FRANKFORT, Ky. (WYMT) - The Kentucky Retirement System is facing a roughly $35 billion deficit over the next 26 years.
A task force was formed earlier this year to find ways to preserve the K.R.S. fund.
The task force is making several recommendations to the General Assembly.
First, members say the state needs to begin paying the full amount it owes into the K.R.S fund, instead of only the minimum amount.
They are also calling for the repeal of automatic cost of living adjustments for state pensioners, and they want a guaranteed annual return of four percent.
The task force says these and other measures will set the K.R.S. on a path of sustainability.
The Public Pension Task Force's recommendations are in response to a $35 billion liability the state owes to state workers. Task force members say the gap in funding is largely due to a weak economy the last ten years.
"We've had in that period two major economic downturns, and the investment returns have been nowhere near where we expected them to be," said State Representative Mike Cherry, who co-chaired the task force.
During that time, the state has been paying the minimum amount into the K.R.S. fund, much like making the minimum payment on a credit card.
Cherry says the situation is like "robbing Peter to pay Paul."
"Now Paul's back in town and every single day that goes by, or year that goes by that we don't fully fund the system, we dig the hole even deeper," he said.
Cherry says the state will have to pay an additional $300 million in the next budget cycle to reach the recommended 100 percent employer contribution.
Economists we talked to say the task force has failed to address where that funding will come from.
"The task force didn't come up with the money.
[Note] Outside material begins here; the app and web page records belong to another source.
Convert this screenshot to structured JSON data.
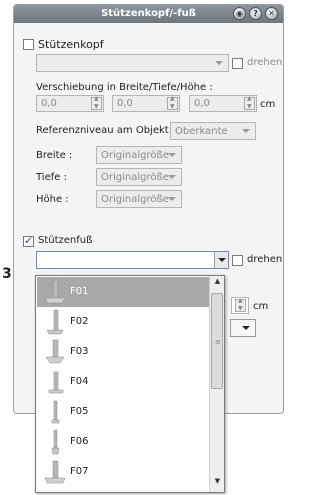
{
  "window": {
    "title": "Stützenkopf/-fuß"
  },
  "titlebar_buttons": [
    {
      "icon": "pin-icon",
      "glyph": "◉"
    },
    {
      "icon": "help-icon",
      "glyph": "?"
    },
    {
      "icon": "close-icon",
      "glyph": "✕"
    }
  ],
  "kopf": {
    "checkbox_label": "Stützenkopf",
    "checked": false,
    "drehen_label": "drehen",
    "verschiebung_label": "Verschiebung in Breite/Tiefe/Höhe :",
    "offsets": [
      "0,0",
      "0,0",
      "0,0"
    ],
    "unit": "cm",
    "referenz_label": "Referenzniveau am Objekt:",
    "referenz_value": "Oberkante",
    "breite_label": "Breite :",
    "breite_value": "Originalgröße",
    "tiefe_label": "Tiefe :",
    "tiefe_value": "Originalgröße",
    "hoehe_label": "Höhe :",
    "hoehe_value": "Originalgröße"
  },
  "fuss": {
    "checkbox_label": "Stützenfuß",
    "checked": true,
    "drehen_label": "drehen",
    "unit": "cm"
  },
  "side_marker": "3",
  "dropdown": {
    "items": [
      "F01",
      "F02",
      "F03",
      "F04",
      "F05",
      "F06",
      "F07"
    ],
    "selected_index": 0,
    "scroll_grip": "≡"
  },
  "colors": {
    "titlebar": "#7b838b",
    "selection": "#a8a8a8",
    "accent": "#1a4fa0"
  }
}
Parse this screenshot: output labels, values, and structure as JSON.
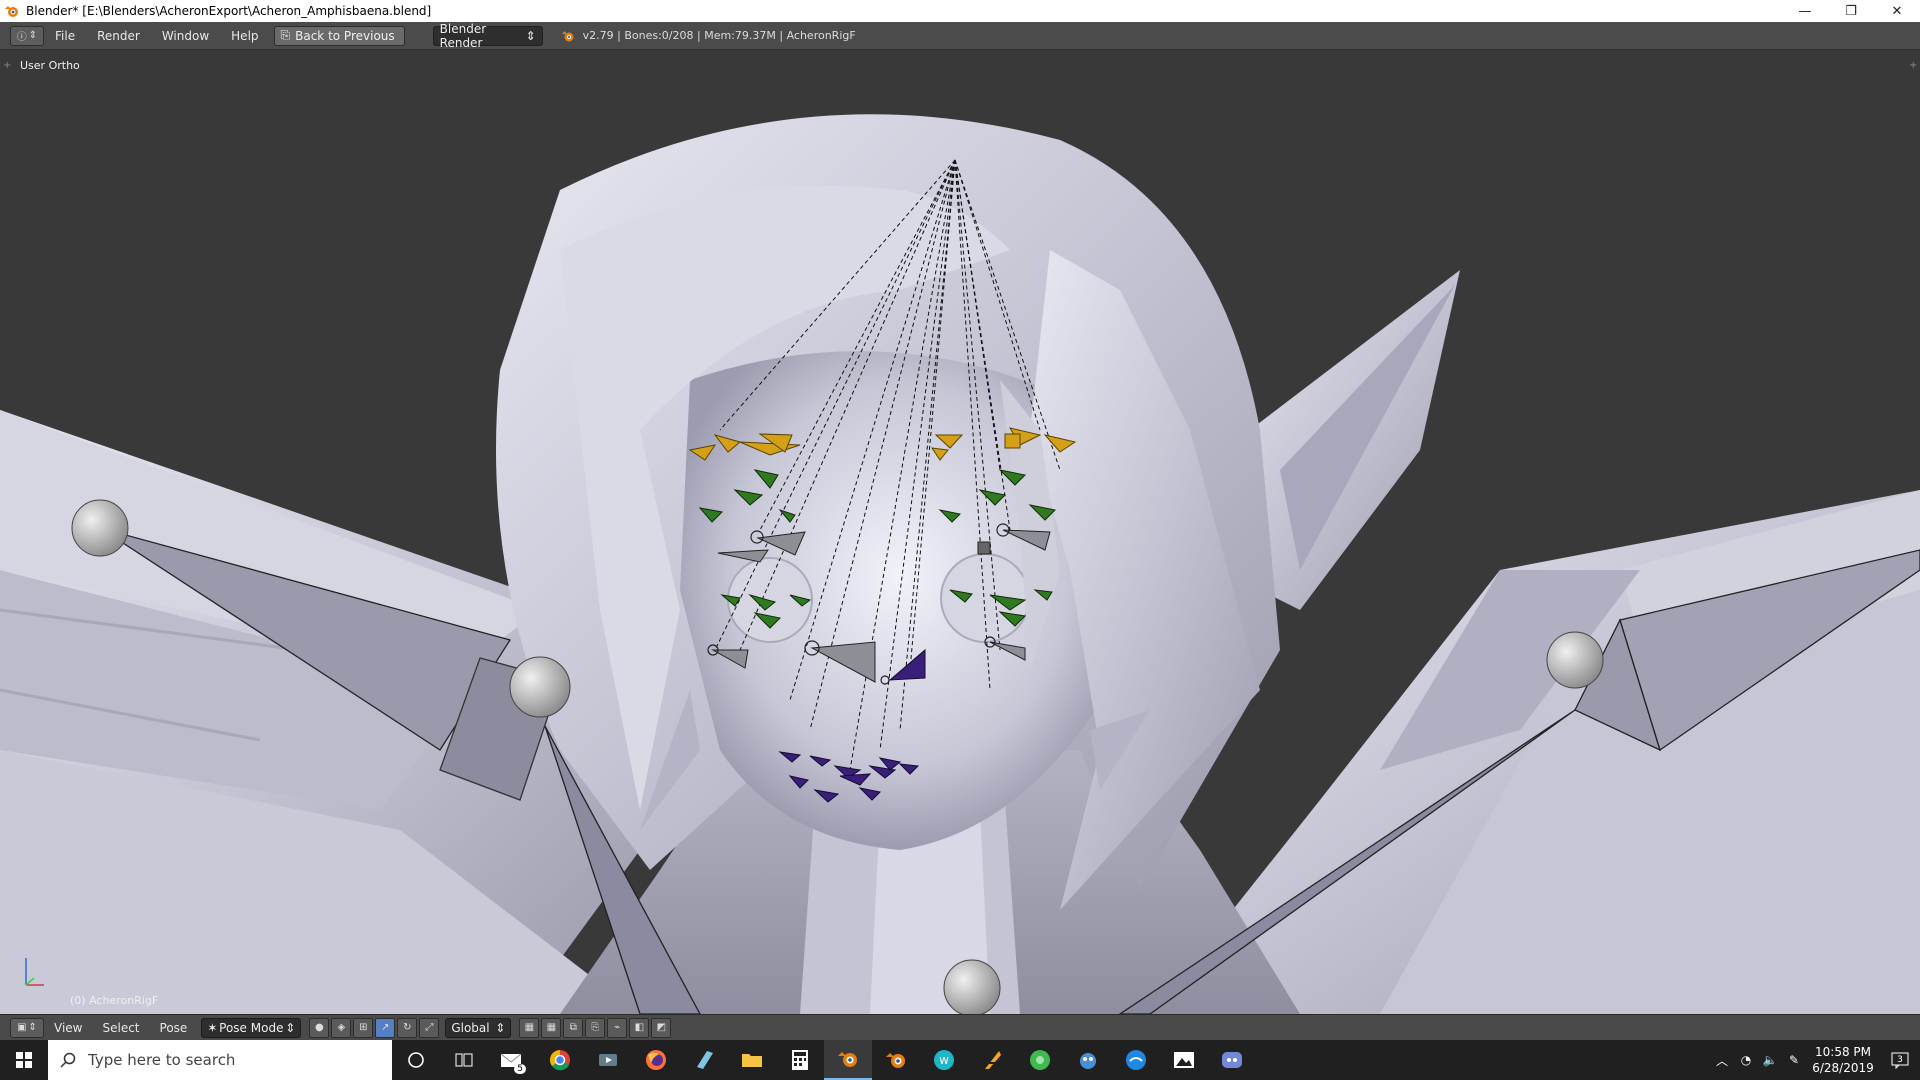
{
  "window": {
    "title": "Blender* [E:\\Blenders\\AcheronExport\\Acheron_Amphisbaena.blend]",
    "controls": {
      "minimize": "—",
      "restore": "❐",
      "close": "✕"
    }
  },
  "info_header": {
    "editor_icon": "info-icon",
    "menus": [
      "File",
      "Render",
      "Window",
      "Help"
    ],
    "back_button": "Back to Previous",
    "render_engine": "Blender Render",
    "stats": "v2.79 | Bones:0/208 | Mem:79.37M | AcheronRigF"
  },
  "viewport": {
    "view_label": "User Ortho",
    "object_label": "(0) AcheronRigF",
    "colors": {
      "background": "#393939",
      "mesh": "#c8c8d8",
      "bone_yellow": "#d4a017",
      "bone_green": "#2f7a1f",
      "bone_purple": "#3a1f7a"
    }
  },
  "view_header": {
    "editor_icon": "3d-view-icon",
    "menus": [
      "View",
      "Select",
      "Pose"
    ],
    "mode": "Pose Mode",
    "orientation": "Global"
  },
  "taskbar": {
    "search_placeholder": "Type here to search",
    "mail_badge": "5",
    "apps": [
      "cortana-icon",
      "task-view-icon",
      "mail-icon",
      "chrome-icon",
      "media-icon",
      "firefox-icon",
      "notepad-icon",
      "file-explorer-icon",
      "calculator-icon",
      "blender-icon",
      "blender-icon-2",
      "wattpad-icon",
      "sketch-icon",
      "chrome-green-icon",
      "app-icon",
      "paint-icon",
      "photos-icon",
      "discord-icon"
    ],
    "time": "10:58 PM",
    "date": "6/28/2019",
    "notification_count": "3"
  }
}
The governor doesn't know where the money is, and so what they're kicking around is the idea of taxing pensions on the workers who will start drawing them," said retired economist Richard Crowe.
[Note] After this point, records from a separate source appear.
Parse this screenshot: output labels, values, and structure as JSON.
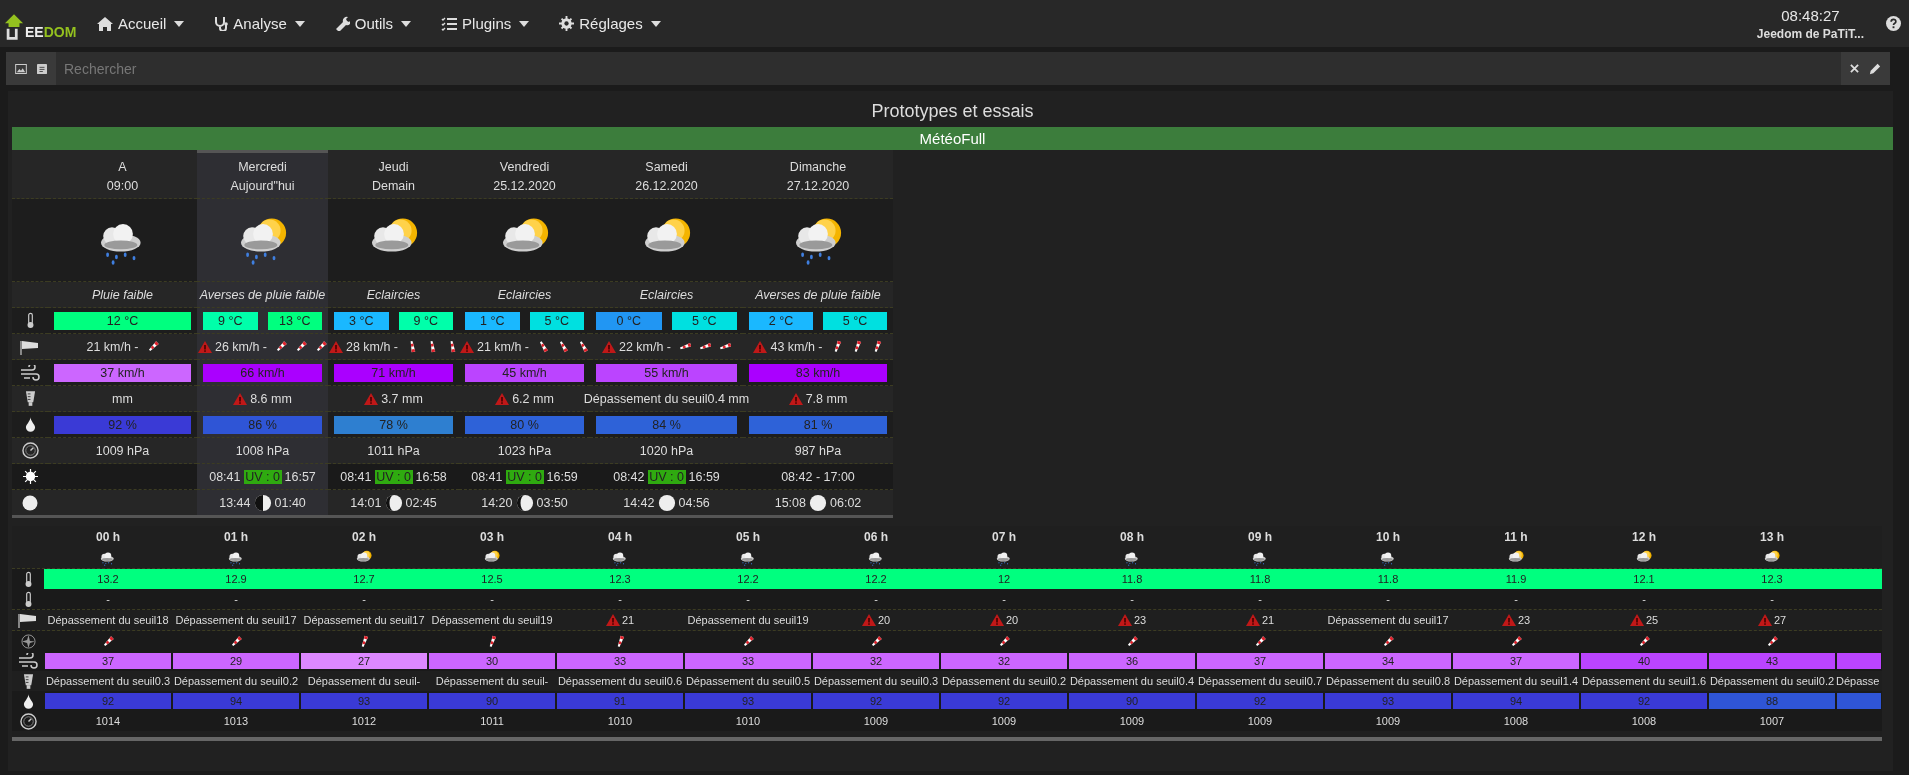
{
  "navbar": {
    "logo": {
      "text_light": "EE",
      "text_accent": "DOM"
    },
    "menu": [
      {
        "label": "Accueil"
      },
      {
        "label": "Analyse"
      },
      {
        "label": "Outils"
      },
      {
        "label": "Plugins"
      },
      {
        "label": "Réglages"
      }
    ],
    "time": "08:48:27",
    "user": "Jeedom de PaTiT..."
  },
  "search": {
    "placeholder": "Rechercher"
  },
  "view": {
    "title": "Prototypes et essais",
    "widget_title": "MétéoFull"
  },
  "daily": {
    "columns": [
      {
        "day": "A",
        "date": "09:00",
        "selected": false,
        "weather": {
          "kind": "rain"
        },
        "condition": "Pluie faible",
        "temps": [
          {
            "text": "12 °C",
            "color": "#00ff7f"
          }
        ],
        "wind": {
          "alert": false,
          "text": "21 km/h -",
          "directions": [
            {
              "kind": "ne"
            }
          ]
        },
        "gust": {
          "text": "37 km/h",
          "color": "#cc66ff"
        },
        "rain": {
          "alert": false,
          "text": "mm"
        },
        "humidity": {
          "text": "92 %",
          "color": "#3a3ad6"
        },
        "pressure": "1009 hPa",
        "sun": {
          "kind": "none"
        },
        "moon": {
          "kind": "none"
        }
      },
      {
        "day": "Mercredi",
        "date": "Aujourd\"hui",
        "selected": true,
        "weather": {
          "kind": "showers"
        },
        "condition": "Averses de pluie faible",
        "temps": [
          {
            "text": "9 °C",
            "color": "#00ffaa"
          },
          {
            "text": "13 °C",
            "color": "#00ff7f"
          }
        ],
        "wind": {
          "alert": true,
          "text": "26 km/h -",
          "directions": [
            {
              "kind": "ne"
            },
            {
              "kind": "ne"
            },
            {
              "kind": "ne"
            }
          ]
        },
        "gust": {
          "text": "66 km/h",
          "color": "#aa00ff"
        },
        "rain": {
          "alert": true,
          "text": "8.6 mm"
        },
        "humidity": {
          "text": "86 %",
          "color": "#2f55d6"
        },
        "pressure": "1008 hPa",
        "sun": {
          "kind": "uv",
          "rise": "08:41",
          "uv": "UV : 0",
          "set": "16:57"
        },
        "moon": {
          "kind": "times",
          "rise": "13:44",
          "icon": {
            "kind": "half"
          },
          "set": "01:40"
        }
      },
      {
        "day": "Jeudi",
        "date": "Demain",
        "selected": false,
        "weather": {
          "kind": "partly"
        },
        "condition": "Eclaircies",
        "temps": [
          {
            "text": "3 °C",
            "color": "#1ab8ff"
          },
          {
            "text": "9 °C",
            "color": "#00ffaa"
          }
        ],
        "wind": {
          "alert": true,
          "text": "28 km/h -",
          "directions": [
            {
              "kind": "s"
            },
            {
              "kind": "s"
            },
            {
              "kind": "s"
            }
          ]
        },
        "gust": {
          "text": "71 km/h",
          "color": "#aa00ff"
        },
        "rain": {
          "alert": true,
          "text": "3.7 mm"
        },
        "humidity": {
          "text": "78 %",
          "color": "#2e7fd0"
        },
        "pressure": "1011 hPa",
        "sun": {
          "kind": "uv",
          "rise": "08:41",
          "uv": "UV : 0",
          "set": "16:58"
        },
        "moon": {
          "kind": "times",
          "rise": "14:01",
          "icon": {
            "kind": "gibbous"
          },
          "set": "02:45"
        }
      },
      {
        "day": "Vendredi",
        "date": "25.12.2020",
        "selected": false,
        "weather": {
          "kind": "partly"
        },
        "condition": "Eclaircies",
        "temps": [
          {
            "text": "1 °C",
            "color": "#1ab8ff"
          },
          {
            "text": "5 °C",
            "color": "#00e0e0"
          }
        ],
        "wind": {
          "alert": true,
          "text": "21 km/h -",
          "directions": [
            {
              "kind": "sse"
            },
            {
              "kind": "sse"
            },
            {
              "kind": "sse"
            }
          ]
        },
        "gust": {
          "text": "45 km/h",
          "color": "#bb44ff"
        },
        "rain": {
          "alert": true,
          "text": "6.2 mm"
        },
        "humidity": {
          "text": "80 %",
          "color": "#2e62d8"
        },
        "pressure": "1023 hPa",
        "sun": {
          "kind": "uv",
          "rise": "08:41",
          "uv": "UV : 0",
          "set": "16:59"
        },
        "moon": {
          "kind": "times",
          "rise": "14:20",
          "icon": {
            "kind": "gibbous"
          },
          "set": "03:50"
        }
      },
      {
        "day": "Samedi",
        "date": "26.12.2020",
        "selected": false,
        "weather": {
          "kind": "partly"
        },
        "condition": "Eclaircies",
        "temps": [
          {
            "text": "0 °C",
            "color": "#2196f3"
          },
          {
            "text": "5 °C",
            "color": "#00e0e0"
          }
        ],
        "wind": {
          "alert": true,
          "text": "22 km/h -",
          "directions": [
            {
              "kind": "ene"
            },
            {
              "kind": "ene"
            },
            {
              "kind": "ene"
            }
          ]
        },
        "gust": {
          "text": "55 km/h",
          "color": "#bb44ff"
        },
        "rain": {
          "alert": false,
          "text": "Dépassement du seuil0.4 mm"
        },
        "humidity": {
          "text": "84 %",
          "color": "#2e62d8"
        },
        "pressure": "1020 hPa",
        "sun": {
          "kind": "uv",
          "rise": "08:42",
          "uv": "UV : 0",
          "set": "16:59"
        },
        "moon": {
          "kind": "times",
          "rise": "14:42",
          "icon": {
            "kind": "full"
          },
          "set": "04:56"
        }
      },
      {
        "day": "Dimanche",
        "date": "27.12.2020",
        "selected": false,
        "weather": {
          "kind": "showers"
        },
        "condition": "Averses de pluie faible",
        "temps": [
          {
            "text": "2 °C",
            "color": "#1ab8ff"
          },
          {
            "text": "5 °C",
            "color": "#00e0e0"
          }
        ],
        "wind": {
          "alert": true,
          "text": "43 km/h -",
          "directions": [
            {
              "kind": "nne"
            },
            {
              "kind": "nne"
            },
            {
              "kind": "nne"
            }
          ]
        },
        "gust": {
          "text": "83 km/h",
          "color": "#aa00ff"
        },
        "rain": {
          "alert": true,
          "text": "7.8 mm"
        },
        "humidity": {
          "text": "81 %",
          "color": "#2e62d8"
        },
        "pressure": "987 hPa",
        "sun": {
          "kind": "range",
          "text": "08:42 - 17:00"
        },
        "moon": {
          "kind": "times",
          "rise": "15:08",
          "icon": {
            "kind": "full"
          },
          "set": "06:02"
        }
      }
    ]
  },
  "hourly": {
    "hours": [
      {
        "time": "00 h",
        "weather": {
          "kind": "rain"
        },
        "temp": {
          "text": "13.2",
          "color": "#00ff7f"
        },
        "temp2": "-",
        "wind": {
          "alert": false,
          "text": "Dépassement du seuil18"
        },
        "direction": {
          "kind": "ne"
        },
        "gust": {
          "text": "37",
          "color": "#cc66ff"
        },
        "rain": "Dépassement du seuil0.3",
        "humidity": {
          "text": "92",
          "color": "#3a3ad6"
        },
        "pressure": "1014"
      },
      {
        "time": "01 h",
        "weather": {
          "kind": "rain"
        },
        "temp": {
          "text": "12.9",
          "color": "#00ff7f"
        },
        "temp2": "-",
        "wind": {
          "alert": false,
          "text": "Dépassement du seuil17"
        },
        "direction": {
          "kind": "ne"
        },
        "gust": {
          "text": "29",
          "color": "#cc66ff"
        },
        "rain": "Dépassement du seuil0.2",
        "humidity": {
          "text": "94",
          "color": "#3a3ad6"
        },
        "pressure": "1013"
      },
      {
        "time": "02 h",
        "weather": {
          "kind": "partly"
        },
        "temp": {
          "text": "12.7",
          "color": "#00ff7f"
        },
        "temp2": "-",
        "wind": {
          "alert": false,
          "text": "Dépassement du seuil17"
        },
        "direction": {
          "kind": "nne"
        },
        "gust": {
          "text": "27",
          "color": "#dd88ff"
        },
        "rain": "Dépassement du seuil-",
        "humidity": {
          "text": "93",
          "color": "#3a3ad6"
        },
        "pressure": "1012"
      },
      {
        "time": "03 h",
        "weather": {
          "kind": "partly"
        },
        "temp": {
          "text": "12.5",
          "color": "#00ff7f"
        },
        "temp2": "-",
        "wind": {
          "alert": false,
          "text": "Dépassement du seuil19"
        },
        "direction": {
          "kind": "nne"
        },
        "gust": {
          "text": "30",
          "color": "#cc66ff"
        },
        "rain": "Dépassement du seuil-",
        "humidity": {
          "text": "90",
          "color": "#3a3ad6"
        },
        "pressure": "1011"
      },
      {
        "time": "04 h",
        "weather": {
          "kind": "rain"
        },
        "temp": {
          "text": "12.3",
          "color": "#00ff7f"
        },
        "temp2": "-",
        "wind": {
          "alert": true,
          "text": "21"
        },
        "direction": {
          "kind": "nne"
        },
        "gust": {
          "text": "33",
          "color": "#cc66ff"
        },
        "rain": "Dépassement du seuil0.6",
        "humidity": {
          "text": "91",
          "color": "#3a3ad6"
        },
        "pressure": "1010"
      },
      {
        "time": "05 h",
        "weather": {
          "kind": "rain"
        },
        "temp": {
          "text": "12.2",
          "color": "#00ff7f"
        },
        "temp2": "-",
        "wind": {
          "alert": false,
          "text": "Dépassement du seuil19"
        },
        "direction": {
          "kind": "ne"
        },
        "gust": {
          "text": "33",
          "color": "#cc66ff"
        },
        "rain": "Dépassement du seuil0.5",
        "humidity": {
          "text": "93",
          "color": "#3a3ad6"
        },
        "pressure": "1010"
      },
      {
        "time": "06 h",
        "weather": {
          "kind": "rain"
        },
        "temp": {
          "text": "12.2",
          "color": "#00ff7f"
        },
        "temp2": "-",
        "wind": {
          "alert": true,
          "text": "20"
        },
        "direction": {
          "kind": "ne"
        },
        "gust": {
          "text": "32",
          "color": "#cc66ff"
        },
        "rain": "Dépassement du seuil0.3",
        "humidity": {
          "text": "92",
          "color": "#3a3ad6"
        },
        "pressure": "1009"
      },
      {
        "time": "07 h",
        "weather": {
          "kind": "rain"
        },
        "temp": {
          "text": "12",
          "color": "#00ff7f"
        },
        "temp2": "-",
        "wind": {
          "alert": true,
          "text": "20"
        },
        "direction": {
          "kind": "ne"
        },
        "gust": {
          "text": "32",
          "color": "#cc66ff"
        },
        "rain": "Dépassement du seuil0.2",
        "humidity": {
          "text": "92",
          "color": "#3a3ad6"
        },
        "pressure": "1009"
      },
      {
        "time": "08 h",
        "weather": {
          "kind": "rain"
        },
        "temp": {
          "text": "11.8",
          "color": "#00ff7f"
        },
        "temp2": "-",
        "wind": {
          "alert": true,
          "text": "23"
        },
        "direction": {
          "kind": "ne"
        },
        "gust": {
          "text": "36",
          "color": "#cc66ff"
        },
        "rain": "Dépassement du seuil0.4",
        "humidity": {
          "text": "90",
          "color": "#3a3ad6"
        },
        "pressure": "1009"
      },
      {
        "time": "09 h",
        "weather": {
          "kind": "rain"
        },
        "temp": {
          "text": "11.8",
          "color": "#00ff7f"
        },
        "temp2": "-",
        "wind": {
          "alert": true,
          "text": "21"
        },
        "direction": {
          "kind": "ne"
        },
        "gust": {
          "text": "37",
          "color": "#cc66ff"
        },
        "rain": "Dépassement du seuil0.7",
        "humidity": {
          "text": "92",
          "color": "#3a3ad6"
        },
        "pressure": "1009"
      },
      {
        "time": "10 h",
        "weather": {
          "kind": "rain"
        },
        "temp": {
          "text": "11.8",
          "color": "#00ff7f"
        },
        "temp2": "-",
        "wind": {
          "alert": false,
          "text": "Dépassement du seuil17"
        },
        "direction": {
          "kind": "ne"
        },
        "gust": {
          "text": "34",
          "color": "#cc66ff"
        },
        "rain": "Dépassement du seuil0.8",
        "humidity": {
          "text": "93",
          "color": "#3a3ad6"
        },
        "pressure": "1009"
      },
      {
        "time": "11 h",
        "weather": {
          "kind": "partly"
        },
        "temp": {
          "text": "11.9",
          "color": "#00ff7f"
        },
        "temp2": "-",
        "wind": {
          "alert": true,
          "text": "23"
        },
        "direction": {
          "kind": "ne"
        },
        "gust": {
          "text": "37",
          "color": "#cc66ff"
        },
        "rain": "Dépassement du seuil1.4",
        "humidity": {
          "text": "94",
          "color": "#3a3ad6"
        },
        "pressure": "1008"
      },
      {
        "time": "12 h",
        "weather": {
          "kind": "partly"
        },
        "temp": {
          "text": "12.1",
          "color": "#00ff7f"
        },
        "temp2": "-",
        "wind": {
          "alert": true,
          "text": "25"
        },
        "direction": {
          "kind": "ne"
        },
        "gust": {
          "text": "40",
          "color": "#bb44ff"
        },
        "rain": "Dépassement du seuil1.6",
        "humidity": {
          "text": "92",
          "color": "#3a3ad6"
        },
        "pressure": "1008"
      },
      {
        "time": "13 h",
        "weather": {
          "kind": "partly"
        },
        "temp": {
          "text": "12.3",
          "color": "#00ff7f"
        },
        "temp2": "-",
        "wind": {
          "alert": true,
          "text": "27"
        },
        "direction": {
          "kind": "ne"
        },
        "gust": {
          "text": "43",
          "color": "#bb44ff"
        },
        "rain": "Dépassement du seuil0.2",
        "humidity": {
          "text": "88",
          "color": "#2f55d6"
        },
        "pressure": "1007"
      }
    ],
    "partial_column": {
      "temp": {
        "color": "#00ff7f"
      },
      "gust": {
        "color": "#bb44ff"
      },
      "rain": "Dépasse",
      "humidity": {
        "color": "#2f55d6"
      }
    }
  }
}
Time will tell what action the General Assembly will take to address the pension crisis.
We are told legislation is being drafted now to be pre-filed for next year.
The task force also wants to prevent double-dipping, where pensioners go back to work while still drawing retirement.
They also want to increase K.R.S. transparency and add members to the K.R.S. board.